Lisa Sommer Devlin is a Phoenix-based attorney who has practiced hospitality law for the past 25 years. She drafts standardized contracts and provides legal representation for large hotel groups, including Hilton, Marriott and Starwood.
On Dec. 8 she presented a Smart Meetings webinar that gave listeners the low down on contract negotiations. The webinar was sponsored by New York, New York Hotel & Casino in Las Vegas. To hear an archived transcript of the presentation, click here.
Ms. Sommer Devlin did not have the opportunity to answer all the questions posed from the audience during the webinar. She provides answers to the additional questions below.
Q: What is the biggest mistake people make in contracts?
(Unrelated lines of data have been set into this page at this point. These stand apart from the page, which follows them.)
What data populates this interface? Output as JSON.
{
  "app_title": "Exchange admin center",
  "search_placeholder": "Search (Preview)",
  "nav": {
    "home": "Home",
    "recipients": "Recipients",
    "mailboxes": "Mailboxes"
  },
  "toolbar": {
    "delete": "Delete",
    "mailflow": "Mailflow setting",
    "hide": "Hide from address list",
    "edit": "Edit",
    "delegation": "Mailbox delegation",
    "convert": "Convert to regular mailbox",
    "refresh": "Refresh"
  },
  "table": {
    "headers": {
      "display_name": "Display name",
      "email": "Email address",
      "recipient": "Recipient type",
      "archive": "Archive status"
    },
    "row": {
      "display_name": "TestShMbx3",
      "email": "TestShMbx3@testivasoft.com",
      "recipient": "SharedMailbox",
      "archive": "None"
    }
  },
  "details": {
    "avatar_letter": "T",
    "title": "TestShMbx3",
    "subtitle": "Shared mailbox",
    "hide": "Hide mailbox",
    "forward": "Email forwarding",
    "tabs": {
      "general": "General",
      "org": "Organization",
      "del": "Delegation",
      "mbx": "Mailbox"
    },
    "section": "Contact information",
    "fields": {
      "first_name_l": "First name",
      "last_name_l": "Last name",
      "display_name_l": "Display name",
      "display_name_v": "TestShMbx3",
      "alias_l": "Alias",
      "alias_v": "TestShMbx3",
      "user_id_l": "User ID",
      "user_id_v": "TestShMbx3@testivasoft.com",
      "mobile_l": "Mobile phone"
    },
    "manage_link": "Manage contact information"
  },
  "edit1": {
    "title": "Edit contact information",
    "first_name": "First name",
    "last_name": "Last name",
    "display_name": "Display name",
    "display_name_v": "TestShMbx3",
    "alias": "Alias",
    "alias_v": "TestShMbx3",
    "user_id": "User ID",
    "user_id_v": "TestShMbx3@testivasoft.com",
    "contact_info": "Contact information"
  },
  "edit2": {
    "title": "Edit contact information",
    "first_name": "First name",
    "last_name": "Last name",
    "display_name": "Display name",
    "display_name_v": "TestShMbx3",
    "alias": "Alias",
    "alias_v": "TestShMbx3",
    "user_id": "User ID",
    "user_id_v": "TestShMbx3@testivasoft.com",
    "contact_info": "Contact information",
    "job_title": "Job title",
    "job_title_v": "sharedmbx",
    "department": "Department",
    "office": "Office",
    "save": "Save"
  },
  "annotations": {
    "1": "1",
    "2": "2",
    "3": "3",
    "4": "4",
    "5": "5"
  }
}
A: Two things are a tie for worst: having handwritten changes in a contract, and using a contract and an “addendum” or “rider.” Both are examples of lazy contracting that lead to confusion, mistakes and interpretation issues. Negotiate one complete contract using terms that the parties negotiate and agree upon from the contract and the addendum as appropriate, rather than having one cancellation clause in the contract and a different one in the addendum, as an example. If there are any last minute changes, take the minute or two necessary to retype the provision to make sure that the change is complete, accurate and does not have any undefined terms or ambiguities. That is far better than making a handwritten change that is often illegible, incomplete and containing undefined terms, and it is not possible to tell if both parties accepted it
Q: What is the difference between an addendum and an amendment?
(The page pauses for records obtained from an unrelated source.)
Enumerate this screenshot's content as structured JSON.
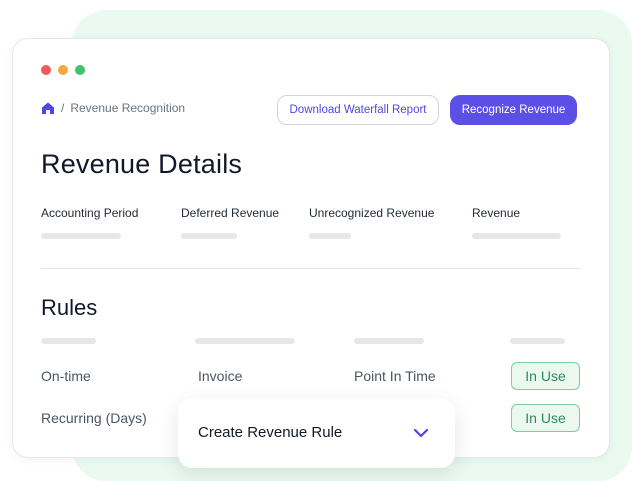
{
  "window": {
    "dots": [
      "#ef5b5b",
      "#f5a742",
      "#3cc46a"
    ]
  },
  "breadcrumb": {
    "separator": "/",
    "current": "Revenue Recognition"
  },
  "toolbar": {
    "download_label": "Download Waterfall Report",
    "recognize_label": "Recognize Revenue"
  },
  "details": {
    "title": "Revenue Details",
    "columns": [
      {
        "label": "Accounting Period"
      },
      {
        "label": "Deferred Revenue"
      },
      {
        "label": "Unrecognized Revenue"
      },
      {
        "label": "Revenue"
      }
    ]
  },
  "rules": {
    "title": "Rules",
    "rows": [
      {
        "name": "On-time",
        "source": "Invoice",
        "method": "Point In Time",
        "status": "In Use"
      },
      {
        "name": "Recurring (Days)",
        "source": "",
        "method": "",
        "status": "In Use"
      }
    ]
  },
  "popup": {
    "label": "Create Revenue Rule"
  },
  "colors": {
    "accent": "#5b4fe6",
    "status_green": "#2e8b57"
  }
}
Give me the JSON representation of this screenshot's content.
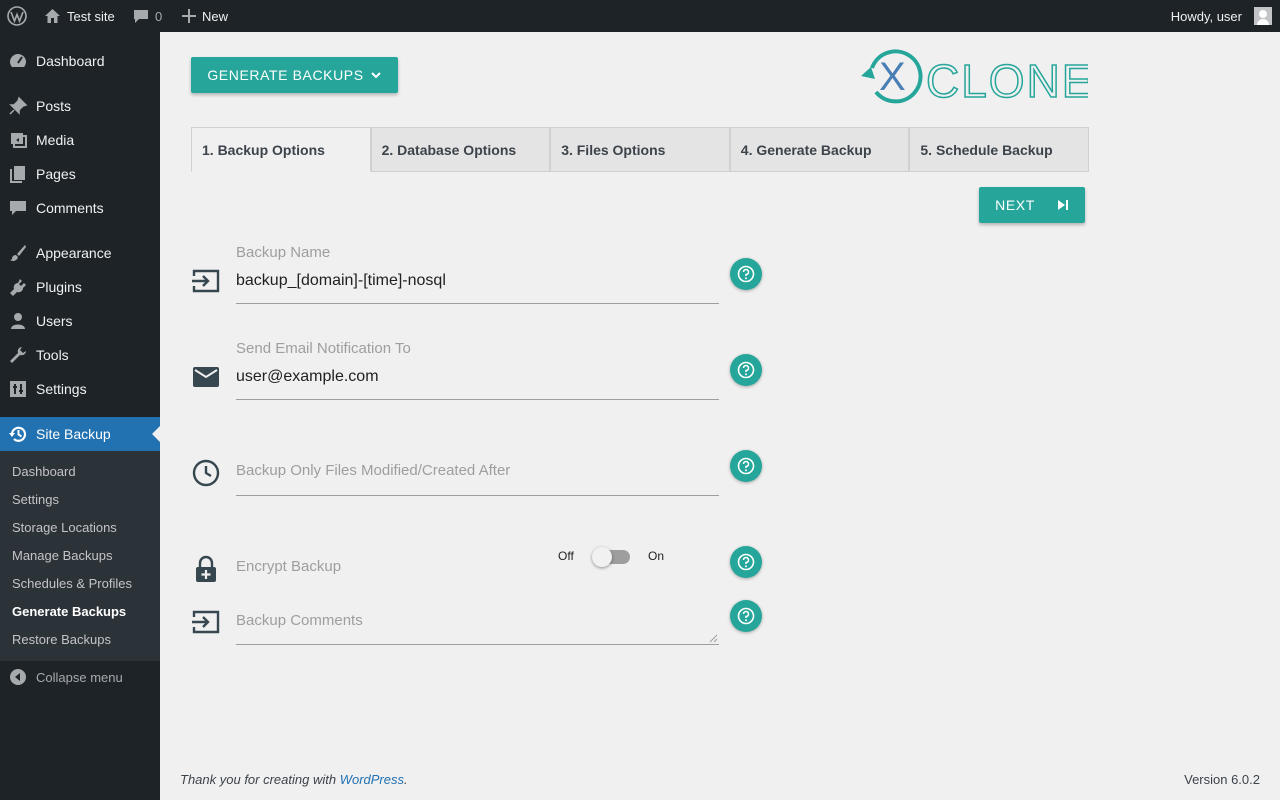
{
  "adminbar": {
    "site_name": "Test site",
    "comments_count": "0",
    "new_label": "New",
    "greeting": "Howdy, user"
  },
  "sidebar": {
    "items": [
      {
        "label": "Dashboard",
        "icon": "dashboard-icon"
      },
      {
        "label": "Posts",
        "icon": "pin-icon"
      },
      {
        "label": "Media",
        "icon": "media-icon"
      },
      {
        "label": "Pages",
        "icon": "pages-icon"
      },
      {
        "label": "Comments",
        "icon": "comment-icon"
      },
      {
        "label": "Appearance",
        "icon": "brush-icon"
      },
      {
        "label": "Plugins",
        "icon": "plug-icon"
      },
      {
        "label": "Users",
        "icon": "user-icon"
      },
      {
        "label": "Tools",
        "icon": "wrench-icon"
      },
      {
        "label": "Settings",
        "icon": "settings-icon"
      },
      {
        "label": "Site Backup",
        "icon": "history-icon"
      }
    ],
    "submenu": [
      "Dashboard",
      "Settings",
      "Storage Locations",
      "Manage Backups",
      "Schedules & Profiles",
      "Generate Backups",
      "Restore Backups"
    ],
    "collapse_label": "Collapse menu"
  },
  "main": {
    "generate_button": "GENERATE BACKUPS",
    "logo_text": "CLONER",
    "logo_letter": "X",
    "tabs": [
      "1. Backup Options",
      "2. Database Options",
      "3. Files Options",
      "4. Generate Backup",
      "5. Schedule Backup"
    ],
    "next_button": "NEXT",
    "fields": {
      "backup_name": {
        "label": "Backup Name",
        "value": "backup_[domain]-[time]-nosql"
      },
      "email": {
        "label": "Send Email Notification To",
        "value": "user@example.com"
      },
      "modified_after": {
        "placeholder": "Backup Only Files Modified/Created After"
      },
      "encrypt": {
        "label": "Encrypt Backup",
        "off_label": "Off",
        "on_label": "On",
        "enabled": false
      },
      "comments": {
        "placeholder": "Backup Comments"
      }
    }
  },
  "footer": {
    "thanks_prefix": "Thank you for creating with ",
    "wordpress_link": "WordPress",
    "thanks_suffix": ".",
    "version": "Version 6.0.2"
  },
  "colors": {
    "accent": "#26a69a",
    "admin_bg": "#1d2327",
    "current_menu": "#2271b1"
  }
}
A: Great question, as people use these terms incorrectly all the time in the meeting industry. An addendum is really something added to clarify a contract after it is signed, not a complete contract in itself as is so often seen in event contracts. For example, if you contract to purchase 50 bicycles, an addendum would be used to clarify that 20 will be red, 20 will be blue and 10 will be green. An amendment is a change to an existing contract. For example, the original agreement reserved 500 room nights and it is amended to make the room block 600 room nights. Remember if you amend one part of a contract to address any other parts of the contract that would be impacted as a result. For example, how does increasing/decreasing the block impact the meeting space, concessions, attrition or cancellation obligations?
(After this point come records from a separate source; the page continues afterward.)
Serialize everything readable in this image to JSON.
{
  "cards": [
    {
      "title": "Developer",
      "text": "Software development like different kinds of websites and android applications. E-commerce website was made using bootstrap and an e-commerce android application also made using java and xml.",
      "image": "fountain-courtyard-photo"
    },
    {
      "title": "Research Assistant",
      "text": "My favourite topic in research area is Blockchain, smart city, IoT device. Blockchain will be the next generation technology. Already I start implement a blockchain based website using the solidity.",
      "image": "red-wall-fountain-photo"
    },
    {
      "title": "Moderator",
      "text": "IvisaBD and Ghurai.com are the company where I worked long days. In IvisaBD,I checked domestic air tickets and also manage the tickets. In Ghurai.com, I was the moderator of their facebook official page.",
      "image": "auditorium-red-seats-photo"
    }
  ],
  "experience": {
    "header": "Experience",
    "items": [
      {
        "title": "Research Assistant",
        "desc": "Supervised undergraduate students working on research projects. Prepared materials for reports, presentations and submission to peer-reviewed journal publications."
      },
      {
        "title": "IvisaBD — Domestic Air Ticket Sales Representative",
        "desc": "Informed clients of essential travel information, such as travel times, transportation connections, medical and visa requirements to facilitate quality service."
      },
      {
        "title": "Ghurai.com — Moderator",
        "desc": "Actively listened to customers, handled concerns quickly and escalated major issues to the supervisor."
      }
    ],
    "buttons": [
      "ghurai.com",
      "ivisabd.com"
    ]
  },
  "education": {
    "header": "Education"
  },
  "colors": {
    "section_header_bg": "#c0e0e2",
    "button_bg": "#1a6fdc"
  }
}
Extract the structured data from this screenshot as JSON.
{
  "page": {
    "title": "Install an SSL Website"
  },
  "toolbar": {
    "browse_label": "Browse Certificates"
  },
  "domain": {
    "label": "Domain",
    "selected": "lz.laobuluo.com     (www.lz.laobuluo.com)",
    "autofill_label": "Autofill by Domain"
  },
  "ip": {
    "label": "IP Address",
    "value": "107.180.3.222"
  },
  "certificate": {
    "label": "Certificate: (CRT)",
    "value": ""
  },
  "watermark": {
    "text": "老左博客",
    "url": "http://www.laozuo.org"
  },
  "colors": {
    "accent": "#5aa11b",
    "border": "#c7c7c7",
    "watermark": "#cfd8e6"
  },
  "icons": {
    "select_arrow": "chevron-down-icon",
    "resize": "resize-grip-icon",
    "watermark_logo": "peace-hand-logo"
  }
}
Q: How are new practices like communicating by text impacting contracts?
A: Technology always advances far faster than the law. In general, you can’t use text messages or emails to create or amend a contract. There are some exceptions, but they are limited. A PDF attached to an email can be used to create a contract. I know it is convenient to text, but I do not recommend relying on it for important communications.
Q: Housing pirates are a big problem for my group. How do I stop third parties from trying to sell rooms to my attendees, especially the ones that are a total scam?
A: Education of your attendees and good room block management and housing processes are the best defense against pirates. First, figure out why your attendees may be tempted by pirates. If your housing procedure will not guarantee the attendee a particular hotel or will not guarantee that groups of people coming together will be in the same hotel, that may make those people want to reserve outside of official housing. More and more groups are requiring attendees to use official housing and book as part of the official block in order to attend the meeting, or incentivizing attendees to do so. These steps reduce or eliminates the ability for pirates to tempt your attendees. Make booking within the block just a cost of participating in the event, just like the payment of registration fees to reduce attendee’s ability so shop for lower rates outside the official block. Also, educate your attendees about the fact that there may be third parties soliciting them that are not sanctioned by your event. Avoid using words like “scam” or “fraud” as you may open yourself up to claims by the pirates, but warn them that such third parties may or may not be legitimate.
Q: In light of the Paris terrorist attacks and ISIS supposedly making threats against the US, some attendees are scared to travel. Does that constitute a force majeure?
A: No. Generally, fear of anything is not a force majeure. It is unfortunate that in our world there is always a threat of terrorism, and if fear of it allowed parties to cancel contracts without payment, no contract would ever be enforceable. While people may feel fear of terrorism more acutely after something like the Paris attacks, it does not mean that it is illegal or impossible for travel to take place. Reduced attendance can occur for many reasons, which is why most event contracts allocate which party will bear that loss in the attrition clause.